Saturday 10 December 2016

The fallen fruit under the rowan trees on Buck Hill is now completely gone, so it is back to the diet of worms for the Mistle Thrushes ...

... and Blackbirds.

A Pied Wagtail was looking for insects in a disused flower bed in the Rose Garden, where a light cover of small weeds has grown over the bare earth.

We always see them in manmade habitats -- even in the street -- and they can't hunt easily in long grass or natural ground cover. I really don't know what kind of habitat they prefer in completely wild conditions.

The Robins are certainly making the most use they can of humans. Whenever you walk round the Long Water a dozen or more come out of the bushes and look around expecting to be fed.

Wrens, on the other hand, keep well away from people.

The pigeon-eating Lesser Black-Backed Gull had just got a new victim, and was having the first go at it while his mate waited patiently alongside. He always allow her a good share, but likes to take the best bits before he lets her eat.
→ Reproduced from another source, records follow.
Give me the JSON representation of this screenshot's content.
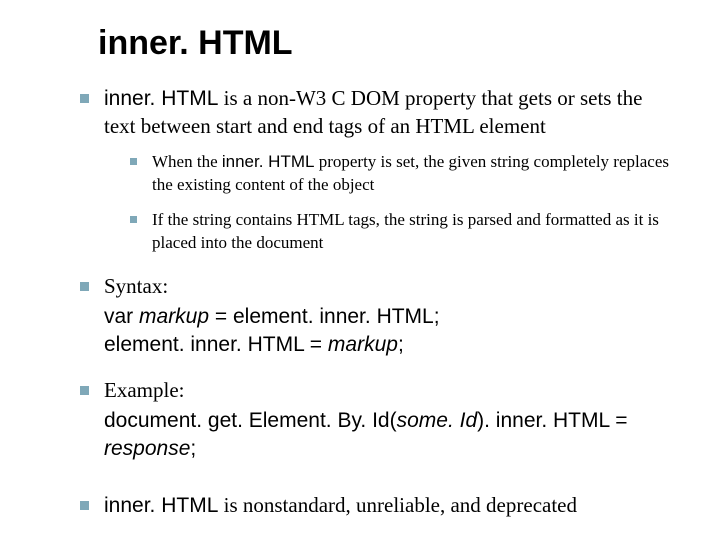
{
  "title": "inner. HTML",
  "bullets": {
    "b1_intro": "inner. HTML",
    "b1_rest": " is a non-W3 C DOM property that gets or sets the text between start and end tags of an HTML element",
    "b1a_pre": "When the ",
    "b1a_code": "inner. HTML",
    "b1a_post": " property is set, the given string completely replaces the existing content of the object",
    "b1b": "If the string contains HTML tags, the string is parsed and formatted as it is placed into the document",
    "b2_label": "Syntax:",
    "b2_line1_a": "var ",
    "b2_line1_em": "markup",
    "b2_line1_b": " = element. inner. HTML;",
    "b2_line2_a": "element. inner. HTML = ",
    "b2_line2_em": "markup",
    "b2_line2_b": ";",
    "b3_label": "Example:",
    "b3_a": "document. get. Element. By. Id",
    "b3_paren_open": "(",
    "b3_arg": "some. Id",
    "b3_paren_close": ")",
    "b3_b": ". inner. HTML = ",
    "b3_resp": "response",
    "b3_semi": ";",
    "b4_code": "inner. HTML",
    "b4_rest": " is nonstandard, unreliable, and deprecated"
  }
}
Gulls' feet are not adapted for perching on thin wire. This Black-Headed Gull teetered and flapped for a few seconds before it decided that the place was impossible and flew off.

The Grey Heron near the Italian Garden was having a good stretch.

The young one at the Dell restaurant was playing with a dead leaf.

In the water nearby, an immature male Shoveller was finding the leaves no obstacle to feeding.

A skein of Canada Geese flew up the Serpentine.

There was no sign of a Little Owl in the tree near the Albert Memorial until after 3 pm, when the male came out to have a look around. By this time the light was so dim that he was almost invisible.


  1. re Pied Wagtails: in the wild, I think I've mostly seen them on the shores of small rivers and brooks, flat ground anyway. Or was that Grey Wagtails?
    And yes, often in unlikely seeming man-made spaces- like the pavement in the Olympic Park residential area, a most sterile seeming ground.

    1. Grey Wagtails seem much more bound to the edges of water than Pied Wagtails. There was a very tame, and very bold, Pied Wagtail in Queensway a few years ago, which ran around between the ankles of pedestrians and the wheels of cars, confident of its speed. It would run up to you to be thrown little bits of cheese.

  2. Ralph, have you seen any Blackcaps recently? It's very depressing thinking about ambelopoulia in Cyprus or about all those hunters along the traditional migration routes of European birds, so it's no wonder I hope my local Blackcaps follow the example of the Dutch and German ones which winter in the UK. (Some of my local Blackcaps do winter in Britain).

    1. There are some resident Blackcaps in the park, as well as some summer migrants. I saw a female Blackcap on the rowan trees a few weeks ago